#### [WORK INSTRUCTION]
Show all the lines in the data below that include the word "this".

#### [DATASET EXCERPTS]
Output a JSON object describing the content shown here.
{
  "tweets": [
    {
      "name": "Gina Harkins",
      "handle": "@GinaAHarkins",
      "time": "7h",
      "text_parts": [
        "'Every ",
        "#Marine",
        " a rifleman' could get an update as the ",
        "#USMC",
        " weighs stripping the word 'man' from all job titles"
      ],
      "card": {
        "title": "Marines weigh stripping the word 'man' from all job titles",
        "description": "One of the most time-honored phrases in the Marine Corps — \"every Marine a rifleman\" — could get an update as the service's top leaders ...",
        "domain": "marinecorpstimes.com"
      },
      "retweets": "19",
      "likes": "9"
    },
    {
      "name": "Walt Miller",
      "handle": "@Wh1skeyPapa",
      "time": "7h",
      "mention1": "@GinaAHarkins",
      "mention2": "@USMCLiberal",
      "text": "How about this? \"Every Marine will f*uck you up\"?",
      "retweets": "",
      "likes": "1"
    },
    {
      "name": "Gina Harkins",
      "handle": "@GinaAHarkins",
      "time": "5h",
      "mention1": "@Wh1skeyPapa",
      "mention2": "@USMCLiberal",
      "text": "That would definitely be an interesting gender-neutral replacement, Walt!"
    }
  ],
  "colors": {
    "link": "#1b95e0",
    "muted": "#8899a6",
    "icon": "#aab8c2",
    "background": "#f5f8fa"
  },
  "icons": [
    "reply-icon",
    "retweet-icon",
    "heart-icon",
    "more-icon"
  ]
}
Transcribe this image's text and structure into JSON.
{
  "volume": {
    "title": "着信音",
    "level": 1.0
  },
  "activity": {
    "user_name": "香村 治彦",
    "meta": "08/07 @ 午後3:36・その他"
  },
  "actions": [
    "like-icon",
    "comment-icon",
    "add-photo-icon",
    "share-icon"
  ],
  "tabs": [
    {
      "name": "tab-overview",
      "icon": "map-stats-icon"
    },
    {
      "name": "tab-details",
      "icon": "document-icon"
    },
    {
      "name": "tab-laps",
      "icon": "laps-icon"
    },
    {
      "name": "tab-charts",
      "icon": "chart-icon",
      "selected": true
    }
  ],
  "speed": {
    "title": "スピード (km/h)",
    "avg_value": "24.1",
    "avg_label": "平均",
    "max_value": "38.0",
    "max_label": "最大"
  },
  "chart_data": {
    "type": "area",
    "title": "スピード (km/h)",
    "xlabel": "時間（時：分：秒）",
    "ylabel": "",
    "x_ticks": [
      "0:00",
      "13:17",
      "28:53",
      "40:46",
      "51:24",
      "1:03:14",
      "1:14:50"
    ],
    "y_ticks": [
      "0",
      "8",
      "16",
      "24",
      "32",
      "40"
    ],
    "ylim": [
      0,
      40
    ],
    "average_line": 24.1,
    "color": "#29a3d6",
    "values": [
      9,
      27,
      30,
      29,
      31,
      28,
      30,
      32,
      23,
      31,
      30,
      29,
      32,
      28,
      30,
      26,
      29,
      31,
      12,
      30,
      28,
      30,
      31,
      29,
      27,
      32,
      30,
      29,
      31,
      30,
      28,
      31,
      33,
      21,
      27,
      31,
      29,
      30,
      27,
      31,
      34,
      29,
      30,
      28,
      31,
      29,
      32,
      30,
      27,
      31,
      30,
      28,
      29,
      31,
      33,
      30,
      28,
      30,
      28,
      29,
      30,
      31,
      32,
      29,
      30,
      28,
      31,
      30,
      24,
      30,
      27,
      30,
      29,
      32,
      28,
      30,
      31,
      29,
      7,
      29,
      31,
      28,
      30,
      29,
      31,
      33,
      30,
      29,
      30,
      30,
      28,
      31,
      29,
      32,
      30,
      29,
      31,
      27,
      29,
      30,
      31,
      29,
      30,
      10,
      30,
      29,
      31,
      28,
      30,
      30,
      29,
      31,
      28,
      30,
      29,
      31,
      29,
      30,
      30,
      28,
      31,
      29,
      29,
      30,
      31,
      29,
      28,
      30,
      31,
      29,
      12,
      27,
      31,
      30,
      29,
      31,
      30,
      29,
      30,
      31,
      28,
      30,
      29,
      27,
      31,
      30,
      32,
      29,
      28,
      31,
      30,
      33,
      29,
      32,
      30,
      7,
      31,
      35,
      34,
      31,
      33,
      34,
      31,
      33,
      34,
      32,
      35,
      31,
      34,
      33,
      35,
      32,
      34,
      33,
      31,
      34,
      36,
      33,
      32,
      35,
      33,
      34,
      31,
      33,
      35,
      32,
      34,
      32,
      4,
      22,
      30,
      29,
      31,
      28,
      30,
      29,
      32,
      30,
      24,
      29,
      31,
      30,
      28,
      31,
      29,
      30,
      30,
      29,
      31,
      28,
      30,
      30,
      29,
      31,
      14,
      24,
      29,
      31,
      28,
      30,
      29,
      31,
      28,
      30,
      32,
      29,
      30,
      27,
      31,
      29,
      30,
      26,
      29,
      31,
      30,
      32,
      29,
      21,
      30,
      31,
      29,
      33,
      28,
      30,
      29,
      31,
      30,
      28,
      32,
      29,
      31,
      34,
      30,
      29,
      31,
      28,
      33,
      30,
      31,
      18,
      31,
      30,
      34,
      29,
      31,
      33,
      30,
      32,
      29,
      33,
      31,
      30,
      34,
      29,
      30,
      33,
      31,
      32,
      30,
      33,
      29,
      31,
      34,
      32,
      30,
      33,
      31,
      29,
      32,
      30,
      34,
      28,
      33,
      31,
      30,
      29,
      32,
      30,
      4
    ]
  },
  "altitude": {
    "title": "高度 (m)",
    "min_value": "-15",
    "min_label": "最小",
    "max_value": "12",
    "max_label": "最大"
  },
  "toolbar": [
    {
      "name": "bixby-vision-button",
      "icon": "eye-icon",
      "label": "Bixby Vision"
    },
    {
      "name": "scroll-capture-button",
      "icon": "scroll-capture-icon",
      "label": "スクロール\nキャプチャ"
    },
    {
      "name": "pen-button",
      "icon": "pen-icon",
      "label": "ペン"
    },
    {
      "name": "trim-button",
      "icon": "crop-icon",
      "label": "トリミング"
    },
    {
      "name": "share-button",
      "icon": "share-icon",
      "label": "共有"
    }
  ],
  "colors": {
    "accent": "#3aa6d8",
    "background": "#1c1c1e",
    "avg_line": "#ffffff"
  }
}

#### [EXERCISE RESULT]
      "text": "How about this? \"Every Marine will f*uck you up\"?",
Transcribe this image's text and structure into JSON.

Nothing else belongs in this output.